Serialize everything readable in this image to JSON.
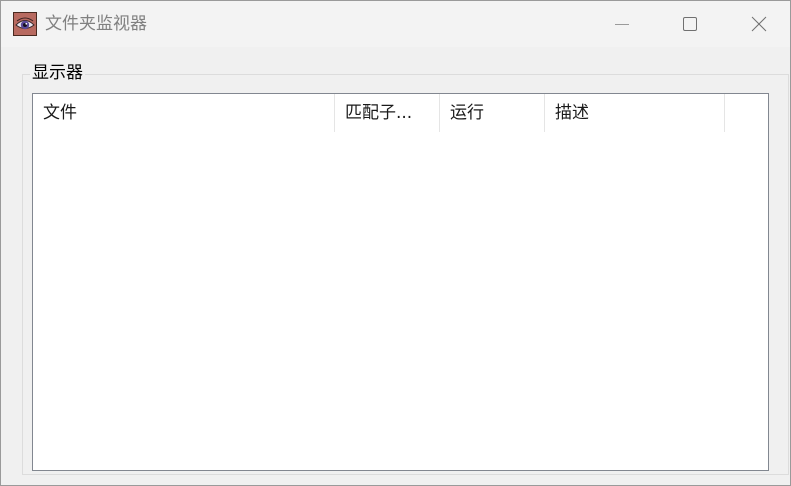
{
  "window": {
    "title": "文件夹监视器",
    "icon": "eye-icon",
    "controls": {
      "minimize_icon": "minimize-icon",
      "maximize_icon": "maximize-icon",
      "close_icon": "close-icon"
    }
  },
  "groupbox": {
    "label": "显示器"
  },
  "listview": {
    "columns": [
      "文件",
      "匹配子...",
      "运行",
      "描述"
    ],
    "rows": []
  },
  "colors": {
    "window_bg": "#f0f0f0",
    "titlebar_bg": "#f3f3f3",
    "title_text": "#808080",
    "list_border": "#828790",
    "list_bg": "#ffffff"
  }
}
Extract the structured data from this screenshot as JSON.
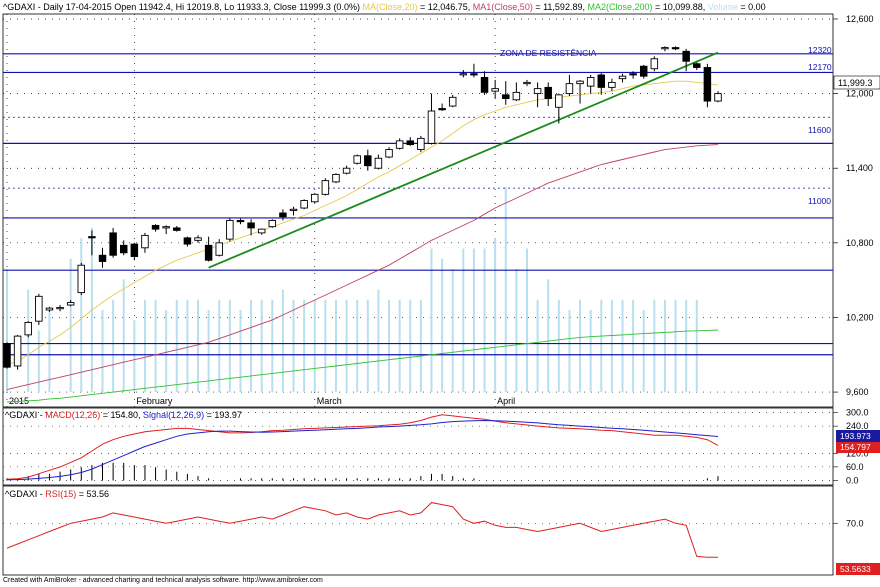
{
  "header": {
    "symbol_line": "^GDAXI - Daily 17-04-2015 Open 11942.4, Hi 12019.8, Lo 11933.3, Close 11999.3 (0.0%)",
    "ma20_label": "MA(Close,20)",
    "ma20_value": " = 12,046.75,",
    "ma50_label": "MA1(Close,50)",
    "ma50_value": " = 11,592.89,",
    "ma200_label": "MA2(Close,200)",
    "ma200_value": " = 10,099.88,",
    "volume_label": "Volume",
    "volume_value": " = 0.00"
  },
  "annotation": "ZONA DE RESISTÊNCIA",
  "price_tag": "11,999.3",
  "level_labels": [
    "12320",
    "12170",
    "11600",
    "11000"
  ],
  "macd_header": {
    "prefix": "^GDAXI - ",
    "macd_label": "MACD(12,26)",
    "macd_value": " = 154.80, ",
    "signal_label": "Signal(12,26,9)",
    "signal_value": " = 193.97"
  },
  "macd_tags": [
    "193.973",
    "154.797"
  ],
  "rsi_header": {
    "prefix": "^GDAXI - ",
    "rsi_label": "RSI(15)",
    "rsi_value": " = 53.56"
  },
  "rsi_tag": "53.5633",
  "footer": "Created with AmiBroker - advanced charting and technical analysis software. http://www.amibroker.com",
  "colors": {
    "ma20": "#e8c84a",
    "ma50": "#c04060",
    "ma200": "#2ec22e",
    "macd": "#e02020",
    "signal": "#2020d0",
    "rsi": "#e02020",
    "levels": "#1010b0",
    "trendline": "#1a8a1a",
    "volume": "#b8dff0"
  },
  "chart_data": [
    {
      "type": "candlestick",
      "title": "^GDAXI - Daily",
      "y_ticks": [
        9600,
        10200,
        10800,
        11400,
        12000,
        12600
      ],
      "ylim": [
        9480,
        12640
      ],
      "x_labels": [
        "2015",
        "February",
        "March",
        "April"
      ],
      "x_label_index": [
        0,
        12,
        29,
        46
      ],
      "candles": [
        [
          9990,
          10000,
          9790,
          9800
        ],
        [
          9810,
          10060,
          9780,
          10050
        ],
        [
          10060,
          10170,
          10040,
          10160
        ],
        [
          10170,
          10390,
          10140,
          10370
        ],
        [
          10260,
          10285,
          10245,
          10275
        ],
        [
          10270,
          10300,
          10250,
          10280
        ],
        [
          10300,
          10340,
          10290,
          10320
        ],
        [
          10400,
          10640,
          10380,
          10620
        ],
        [
          10850,
          10900,
          10700,
          10840
        ],
        [
          10700,
          10760,
          10600,
          10650
        ],
        [
          10880,
          10920,
          10680,
          10700
        ],
        [
          10780,
          10820,
          10700,
          10720
        ],
        [
          10790,
          10800,
          10660,
          10690
        ],
        [
          10760,
          10880,
          10720,
          10860
        ],
        [
          10940,
          10950,
          10890,
          10910
        ],
        [
          10920,
          10940,
          10870,
          10930
        ],
        [
          10920,
          10935,
          10890,
          10900
        ],
        [
          10840,
          10850,
          10770,
          10790
        ],
        [
          10820,
          10860,
          10800,
          10840
        ],
        [
          10780,
          10850,
          10650,
          10660
        ],
        [
          10700,
          10830,
          10690,
          10800
        ],
        [
          10830,
          11000,
          10810,
          10980
        ],
        [
          10980,
          10995,
          10950,
          10970
        ],
        [
          10960,
          10990,
          10860,
          10920
        ],
        [
          10880,
          10915,
          10865,
          10910
        ],
        [
          10930,
          10990,
          10920,
          10980
        ],
        [
          11040,
          11070,
          10980,
          11010
        ],
        [
          11060,
          11090,
          11020,
          11070
        ],
        [
          11080,
          11150,
          11070,
          11140
        ],
        [
          11130,
          11200,
          11120,
          11190
        ],
        [
          11190,
          11320,
          11180,
          11300
        ],
        [
          11290,
          11360,
          11280,
          11350
        ],
        [
          11360,
          11420,
          11350,
          11400
        ],
        [
          11440,
          11510,
          11430,
          11500
        ],
        [
          11500,
          11550,
          11380,
          11420
        ],
        [
          11400,
          11510,
          11390,
          11480
        ],
        [
          11490,
          11570,
          11480,
          11550
        ],
        [
          11560,
          11640,
          11550,
          11620
        ],
        [
          11620,
          11650,
          11580,
          11590
        ],
        [
          11550,
          11660,
          11530,
          11640
        ],
        [
          11600,
          12000,
          11590,
          11860
        ],
        [
          11880,
          11920,
          11860,
          11870
        ],
        [
          11900,
          11990,
          11890,
          11970
        ],
        [
          12160,
          12190,
          12130,
          12160
        ],
        [
          12160,
          12240,
          12130,
          12150
        ],
        [
          12130,
          12180,
          11990,
          12010
        ],
        [
          12020,
          12110,
          11960,
          12040
        ],
        [
          11990,
          12100,
          11910,
          11960
        ],
        [
          11950,
          12090,
          11940,
          12010
        ],
        [
          12080,
          12110,
          12060,
          12090
        ],
        [
          12000,
          12090,
          11890,
          12040
        ],
        [
          12050,
          12090,
          11900,
          11960
        ],
        [
          11890,
          12000,
          11760,
          11990
        ],
        [
          12000,
          12150,
          11980,
          12080
        ],
        [
          12080,
          12110,
          11920,
          12100
        ],
        [
          12060,
          12150,
          12000,
          12130
        ],
        [
          12150,
          12170,
          11990,
          12050
        ],
        [
          12050,
          12120,
          12020,
          12090
        ],
        [
          12120,
          12160,
          12090,
          12140
        ],
        [
          12160,
          12180,
          12120,
          12150
        ],
        [
          12220,
          12230,
          12120,
          12140
        ],
        [
          12200,
          12300,
          12180,
          12280
        ],
        [
          12370,
          12380,
          12340,
          12370
        ],
        [
          12370,
          12380,
          12350,
          12360
        ],
        [
          12340,
          12360,
          12180,
          12260
        ],
        [
          12240,
          12250,
          12190,
          12210
        ],
        [
          12210,
          12240,
          11890,
          11940
        ],
        [
          11940,
          12020,
          11930,
          12000
        ]
      ],
      "levels": [
        12320,
        12170,
        11810,
        11600,
        11240,
        11000,
        10580,
        9990,
        9900
      ],
      "level_styles": [
        "solid",
        "solid",
        "dotted",
        "solid",
        "dotted",
        "solid",
        "solid",
        "solid",
        "solid"
      ],
      "trendline": {
        "from_index": 19,
        "from_value": 10600,
        "to_index": 67,
        "to_value": 12330
      },
      "ma20": [
        9820,
        9850,
        9900,
        9960,
        10010,
        10060,
        10120,
        10190,
        10260,
        10320,
        10380,
        10430,
        10480,
        10530,
        10580,
        10620,
        10660,
        10690,
        10720,
        10750,
        10780,
        10810,
        10840,
        10870,
        10900,
        10930,
        10960,
        10990,
        11020,
        11060,
        11100,
        11140,
        11180,
        11230,
        11280,
        11330,
        11370,
        11420,
        11470,
        11520,
        11570,
        11620,
        11680,
        11740,
        11790,
        11830,
        11860,
        11890,
        11910,
        11930,
        11950,
        11960,
        11970,
        11980,
        11990,
        12000,
        12010,
        12020,
        12040,
        12060,
        12070,
        12080,
        12090,
        12100,
        12100,
        12090,
        12080,
        12070
      ],
      "ma50": [
        9620,
        9640,
        9660,
        9680,
        9700,
        9720,
        9740,
        9760,
        9780,
        9800,
        9820,
        9840,
        9860,
        9880,
        9900,
        9920,
        9940,
        9960,
        9980,
        10000,
        10030,
        10060,
        10090,
        10120,
        10150,
        10180,
        10220,
        10260,
        10300,
        10340,
        10380,
        10420,
        10460,
        10500,
        10540,
        10580,
        10620,
        10670,
        10720,
        10770,
        10820,
        10860,
        10900,
        10940,
        10980,
        11030,
        11080,
        11120,
        11160,
        11200,
        11240,
        11280,
        11310,
        11340,
        11370,
        11400,
        11430,
        11450,
        11470,
        11490,
        11510,
        11530,
        11550,
        11560,
        11570,
        11580,
        11585,
        11590
      ],
      "ma200": [
        9520,
        9525,
        9530,
        9535,
        9545,
        9550,
        9560,
        9570,
        9580,
        9590,
        9600,
        9610,
        9620,
        9630,
        9640,
        9650,
        9660,
        9670,
        9680,
        9690,
        9700,
        9710,
        9720,
        9730,
        9740,
        9750,
        9760,
        9770,
        9780,
        9790,
        9800,
        9810,
        9820,
        9830,
        9840,
        9850,
        9860,
        9870,
        9880,
        9890,
        9900,
        9910,
        9920,
        9930,
        9940,
        9950,
        9960,
        9970,
        9980,
        9990,
        10000,
        10010,
        10020,
        10030,
        10040,
        10045,
        10050,
        10055,
        10060,
        10065,
        10070,
        10075,
        10080,
        10085,
        10090,
        10093,
        10096,
        10099
      ],
      "volume": [
        0.6,
        0,
        0.5,
        0.3,
        0.4,
        0,
        0.65,
        0.75,
        0.8,
        0.4,
        0.45,
        0.55,
        0.35,
        0.45,
        0.45,
        0.4,
        0.45,
        0.45,
        0.45,
        0.4,
        0.45,
        0.45,
        0.4,
        0.45,
        0.45,
        0.45,
        0.5,
        0.45,
        0.45,
        0.45,
        0.45,
        0.45,
        0.45,
        0.45,
        0.45,
        0.5,
        0.45,
        0.45,
        0.45,
        0.45,
        0.7,
        0.65,
        0.6,
        0.7,
        0.7,
        0.7,
        0.75,
        1.0,
        0.6,
        0.7,
        0.45,
        0.55,
        0.45,
        0.4,
        0.45,
        0.4,
        0.45,
        0.45,
        0.45,
        0.45,
        0.4,
        0.45,
        0.45,
        0.45,
        0.45,
        0.45,
        0,
        0
      ]
    },
    {
      "type": "line",
      "title": "MACD(12,26)",
      "y_ticks": [
        0.0,
        60.0,
        120.0,
        240.0,
        300.0
      ],
      "ylim": [
        -20,
        320
      ],
      "series": [
        {
          "name": "MACD(12,26)",
          "values": [
            5,
            8,
            15,
            30,
            45,
            60,
            80,
            100,
            130,
            160,
            180,
            195,
            205,
            215,
            220,
            225,
            230,
            230,
            225,
            220,
            215,
            210,
            210,
            212,
            215,
            220,
            222,
            225,
            228,
            230,
            232,
            234,
            236,
            238,
            240,
            242,
            245,
            248,
            255,
            265,
            280,
            290,
            285,
            280,
            275,
            270,
            262,
            255,
            250,
            245,
            240,
            236,
            232,
            230,
            228,
            225,
            222,
            220,
            215,
            210,
            205,
            200,
            200,
            200,
            195,
            190,
            180,
            154.8
          ]
        },
        {
          "name": "Signal(12,26,9)",
          "values": [
            3,
            4,
            6,
            9,
            13,
            18,
            25,
            35,
            50,
            70,
            90,
            110,
            130,
            150,
            165,
            180,
            195,
            205,
            210,
            215,
            218,
            218,
            216,
            214,
            213,
            214,
            216,
            218,
            220,
            222,
            224,
            226,
            228,
            230,
            233,
            236,
            238,
            240,
            243,
            246,
            250,
            256,
            260,
            262,
            264,
            265,
            264,
            262,
            260,
            257,
            254,
            250,
            246,
            243,
            240,
            237,
            234,
            231,
            228,
            225,
            222,
            218,
            214,
            210,
            206,
            202,
            198,
            193.97
          ]
        }
      ],
      "histogram": [
        1,
        1,
        2,
        3,
        3,
        4,
        5,
        6,
        7,
        8,
        8,
        8,
        7,
        7,
        6,
        5,
        4,
        3,
        2,
        1,
        0,
        0,
        1,
        1,
        1,
        1,
        1,
        1,
        1,
        1,
        1,
        1,
        1,
        1,
        1,
        1,
        1,
        1,
        1,
        2,
        3,
        3,
        2,
        1,
        1,
        0,
        0,
        0,
        0,
        0,
        0,
        0,
        0,
        0,
        0,
        0,
        0,
        0,
        0,
        0,
        0,
        0,
        0,
        0,
        0,
        0,
        1,
        2
      ]
    },
    {
      "type": "line",
      "title": "RSI(15)",
      "y_ticks": [
        70.0
      ],
      "ylim": [
        45,
        88
      ],
      "series": [
        {
          "name": "RSI(15)",
          "values": [
            58,
            60,
            62,
            64,
            66,
            68,
            70,
            71,
            72,
            73,
            75,
            74,
            73,
            72,
            71,
            70,
            71,
            72,
            73,
            72,
            71,
            70,
            71,
            72,
            73,
            72,
            74,
            76,
            78,
            77,
            76,
            74,
            75,
            73,
            72,
            74,
            75,
            76,
            74,
            75,
            80,
            79,
            78,
            72,
            70,
            71,
            69,
            68,
            68,
            67,
            66,
            67,
            68,
            69,
            70,
            68,
            66,
            67,
            68,
            69,
            70,
            71,
            72,
            70,
            69,
            54,
            53.6,
            53.56
          ]
        }
      ]
    }
  ]
}
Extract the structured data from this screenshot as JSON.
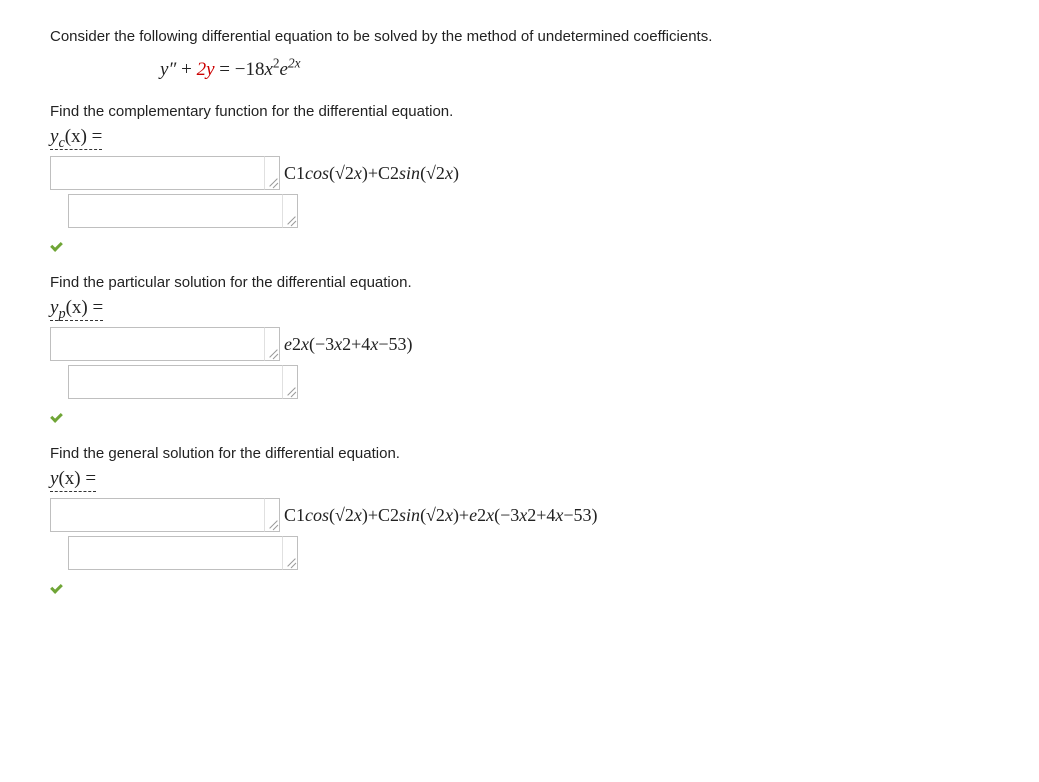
{
  "intro": "Consider the following differential equation to be solved by the method of undetermined coefficients.",
  "equation": {
    "lhs_1": "y″",
    "plus": " + ",
    "red_term": "2y",
    "eq": " = ",
    "rhs_coef": "−18",
    "rhs_x": "x",
    "rhs_sq": "2",
    "rhs_e": "e",
    "rhs_exp": "2x"
  },
  "parts": [
    {
      "prompt": "Find the complementary function for the differential equation.",
      "label_var": "y",
      "label_sub": "c",
      "label_arg": "(x) =",
      "answer_plain": "C1cos(√2x)+C2sin(√2x)"
    },
    {
      "prompt": "Find the particular solution for the differential equation.",
      "label_var": "y",
      "label_sub": "p",
      "label_arg": "(x) =",
      "answer_plain": "e2x(−3x2+4x−53)"
    },
    {
      "prompt": "Find the general solution for the differential equation.",
      "label_var": "y",
      "label_sub": "",
      "label_arg": "(x) =",
      "answer_plain": "C1cos(√2x)+C2sin(√2x)+e2x(−3x2+4x−53)"
    }
  ]
}
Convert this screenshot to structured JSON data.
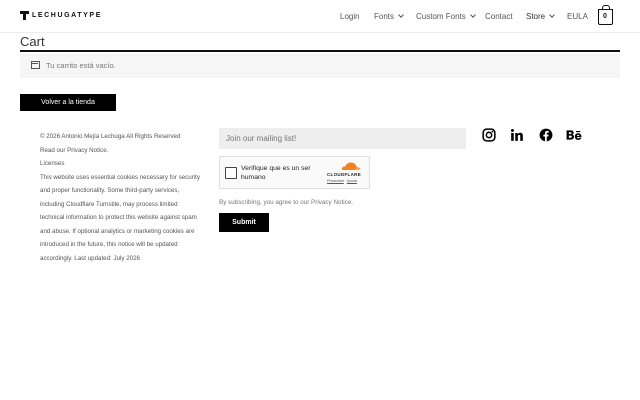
{
  "header": {
    "logo_text": "LECHUGATYPE",
    "nav": [
      {
        "label": "Login"
      },
      {
        "label": "Fonts"
      },
      {
        "label": "Custom Fonts"
      },
      {
        "label": "Contact"
      },
      {
        "label": "Store"
      },
      {
        "label": "EULA"
      }
    ],
    "cart_count": "0"
  },
  "main": {
    "title": "Cart",
    "empty_notice": "Tu carrito está vacío.",
    "back_button": "Volver a la tienda"
  },
  "footer": {
    "lines": [
      "© 2026 Antonio Mejía Lechuga All Rights Reserved",
      "Read our Privacy Notice.",
      "Licenses",
      "This website uses essential cookies necessary for security",
      "and proper functionality. Some third-party services,",
      "including Cloudflare Turnstile, may process limited",
      "technical information to protect this website against spam",
      "and abuse. If optional analytics or marketing cookies are",
      "introduced in the future, this notice will be updated",
      "accordingly. Last updated: July 2026"
    ],
    "mailing_placeholder": "Join our mailing list!",
    "turnstile": {
      "label": "Verifique que es un ser humano",
      "brand": "CLOUDFLARE",
      "privacy": "Privacidad",
      "separator": "·",
      "help": "Ayuda"
    },
    "subscribe_note": "By subscribing, you agree to our Privacy Notice.",
    "submit": "Submit",
    "social_icons": [
      "instagram-icon",
      "linkedin-icon",
      "facebook-icon",
      "behance-icon"
    ]
  },
  "colors": {
    "accent": "#000000",
    "notice_bg": "#f6f6f6",
    "input_bg": "#eeeeee",
    "cloudflare_orange": "#f48120"
  }
}
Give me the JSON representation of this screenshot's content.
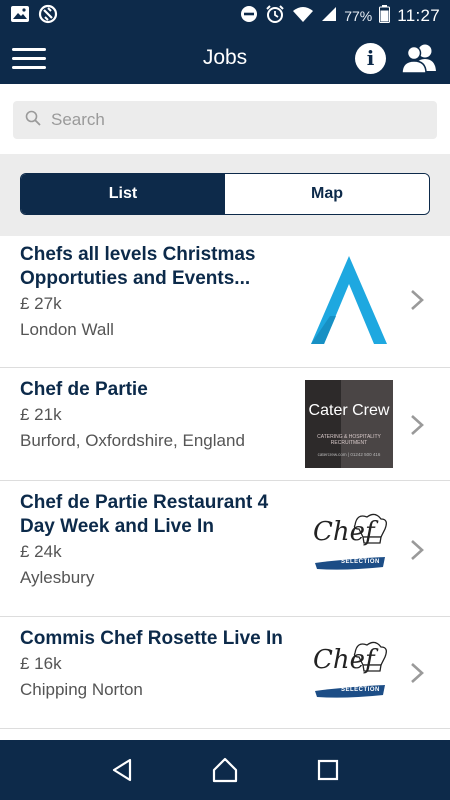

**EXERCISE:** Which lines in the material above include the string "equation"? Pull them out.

**TASK RESPONSE:**
  "intro": "Consider the following differential equation to be solved by the method of undetermined coefficients.",
  "equation": {
      "prompt": "Find the complementary function for the differential equation.",
      "prompt": "Find the particular solution for the differential equation.",
      "prompt": "Find the general solution for the differential equation.",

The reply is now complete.